Drawing on this virtuous circle that the top 5 accelerators (and many in the top 20) have applied, I want to start a virtuous circle of exposing the challenges the top EcoDAO projects, and directing our support resources to them.
The same thinking cascades as follows:
- Which projects actually get engaged users on Polygon?
- What are their challenges?
- Disproportionately focus on mobilising our support network around those.
- Create educational and marketing material based on those support interactions. (Share advice and practices based on those challenges.)
In a nutshell, focus our limited resources where they are most effective.
This approach also allows us to start small, working with say the top 5 projects, then expanding from there.
This is closely connected to the granting process, so I’d like to write up some recommendations for that that will serve the same goal. But only if requested and I feel I’m included. For now, these can stay independent.
- Cohort-based. Teams are onboarded in groups, creating a peer support culture from the start, and also operational efficiencies. There is a resemblance to token-gated communities which makes sense to draw on - small cohorts of 10-20 teams tend to support each other more.
- Peer support. A large number of challenges can be solved with support emerging from within the peer group itself. So we provide an environment to facilitate that.
- Responsive. Each team has a personal relationship with a facilitator, who understands their challenges and connect them to meaningful support. The program isn’t designed with pre-determined content, but rather to solicit their needs and respond to them quickly. This is done using facilitated peer learning formats with other project members or invited experts. (A big advantage is experts are not required to prepare anything, just show up, which makes them far more likely to participate.)
As far as knowledge resources go, we’ll do best if everyone is willing to look at a curated list of requests, and make quick intros if they can. This would maybe take 5-10 minutes every few days if you’d like to help as a Connector.
In terms of operations, this is something that can easily become several f/t roles in a standard accelerator.
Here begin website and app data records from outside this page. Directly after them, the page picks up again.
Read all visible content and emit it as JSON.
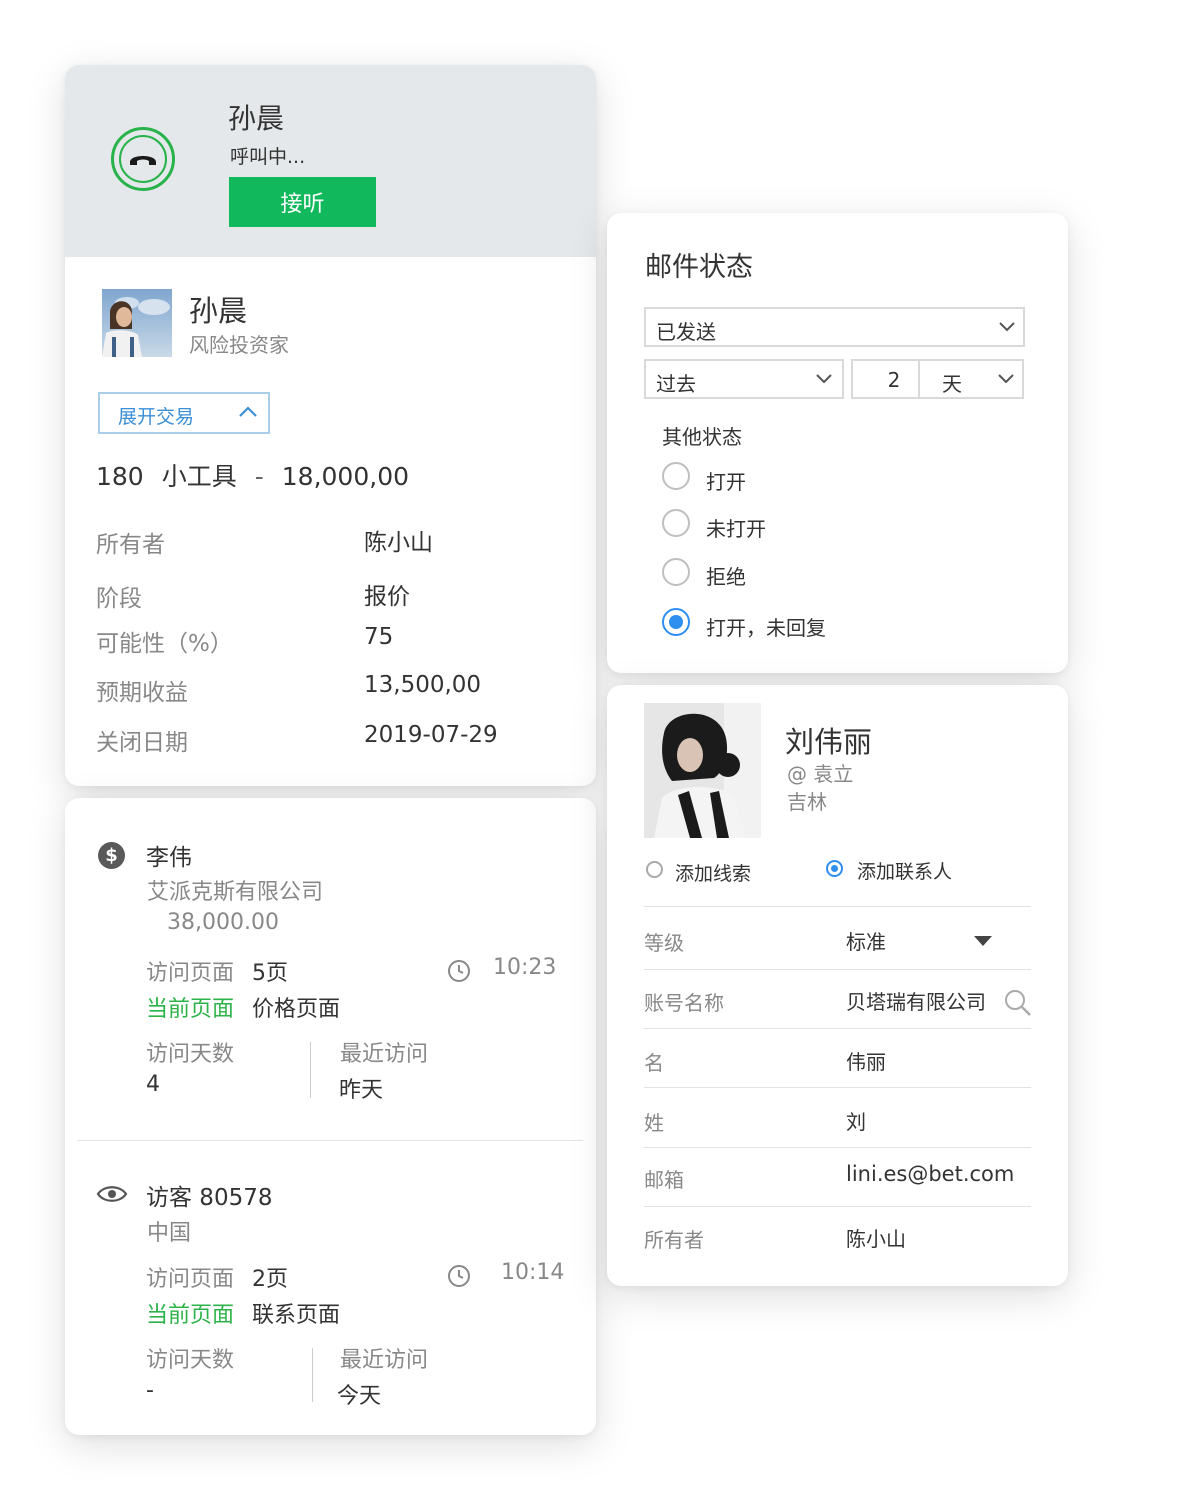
{
  "call": {
    "name": "孙晨",
    "status": "呼叫中...",
    "answer_label": "接听"
  },
  "deal": {
    "contact_name": "孙晨",
    "contact_title": "风险投资家",
    "expand_label": "展开交易",
    "quantity": "180",
    "product": "小工具",
    "dash": "-",
    "amount": "18,000,00",
    "fields": [
      {
        "label": "所有者",
        "value": "陈小山"
      },
      {
        "label": "阶段",
        "value": "报价"
      },
      {
        "label": "可能性（%）",
        "value": "75"
      },
      {
        "label": "预期收益",
        "value": "13,500,00"
      },
      {
        "label": "关闭日期",
        "value": "2019-07-29"
      }
    ]
  },
  "visitors": [
    {
      "icon": "dollar-icon",
      "name": "李伟",
      "company": "艾派克斯有限公司",
      "value": "38,000.00",
      "visited_label": "访问页面",
      "visited_pages": "5页",
      "time": "10:23",
      "current_label": "当前页面",
      "current_page": "价格页面",
      "days_label": "访问天数",
      "days_value": "4",
      "recent_label": "最近访问",
      "recent_value": "昨天"
    },
    {
      "icon": "eye-icon",
      "name": "访客 80578",
      "company": "中国",
      "visited_label": "访问页面",
      "visited_pages": "2页",
      "time": "10:14",
      "current_label": "当前页面",
      "current_page": "联系页面",
      "days_label": "访问天数",
      "days_value": "-",
      "recent_label": "最近访问",
      "recent_value": "今天"
    }
  ],
  "mail": {
    "title": "邮件状态",
    "status_select": "已发送",
    "period_select": "过去",
    "period_count": "2",
    "unit_select": "天",
    "other_label": "其他状态",
    "options": [
      {
        "label": "打开",
        "checked": false
      },
      {
        "label": "未打开",
        "checked": false
      },
      {
        "label": "拒绝",
        "checked": false
      },
      {
        "label": "打开，未回复",
        "checked": true
      }
    ]
  },
  "contact": {
    "name": "刘伟丽",
    "handle": "@ 袁立",
    "location": "吉林",
    "add_lead": "添加线索",
    "add_contact": "添加联系人",
    "add_contact_selected": true,
    "fields": [
      {
        "label": "等级",
        "value": "标准"
      },
      {
        "label": "账号名称",
        "value": "贝塔瑞有限公司"
      },
      {
        "label": "名",
        "value": "伟丽"
      },
      {
        "label": "姓",
        "value": "刘"
      },
      {
        "label": "邮箱",
        "value": "lini.es@bet.com"
      },
      {
        "label": "所有者",
        "value": "陈小山"
      }
    ]
  },
  "colors": {
    "accent_green": "#12b95c",
    "link_blue": "#3b8fd6",
    "radio_blue": "#2f8ff0",
    "current_page_green": "#2db34a"
  }
}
However, there are several reasons we can do more with less here:
- Many of the typical accelerator functions are already running in the EcoDAO: marketing, grant review, etc.
- Many of the support functions are worth trying with a decentralised/DAO approach, effectively fast-forwarding to alumni-based peer support.
I used to advise and run such programs professionally (a few of the top 5 above were my clients) and have some time to start and manage a small program here. (My current focus is to research and launch a new kind of blockchain primitive as a Gitcoin Kernel Fellow, but this has many synergies with such a support program in Polygon EcoDAO.)
That said, we’re in discussion about if this fits as an employment role with the EcoDAO, Polygon and/or as a funded project.
I’d like to set this up to directly become a decentralised, self-sustaining operation within the EcoDAO, and reassess after a few months.
I’d like to start an accordance dialogue about this here, with the goal of surfacing any major snags anyone might see, and ideally moulding this into something that has consensus or near-consensus with everyone directly affected.
So could you please first respond with one of the following?
in favour of the proposal
neutral, supporting the decision of the group
reject the proposal, or want to raise a significant flaw that affects you for discussion
Those who are invited to explain how this affects you and what would need to change for you to be in accord. If there is any dissent, we will try to modify the proposal so it addresses those concerns.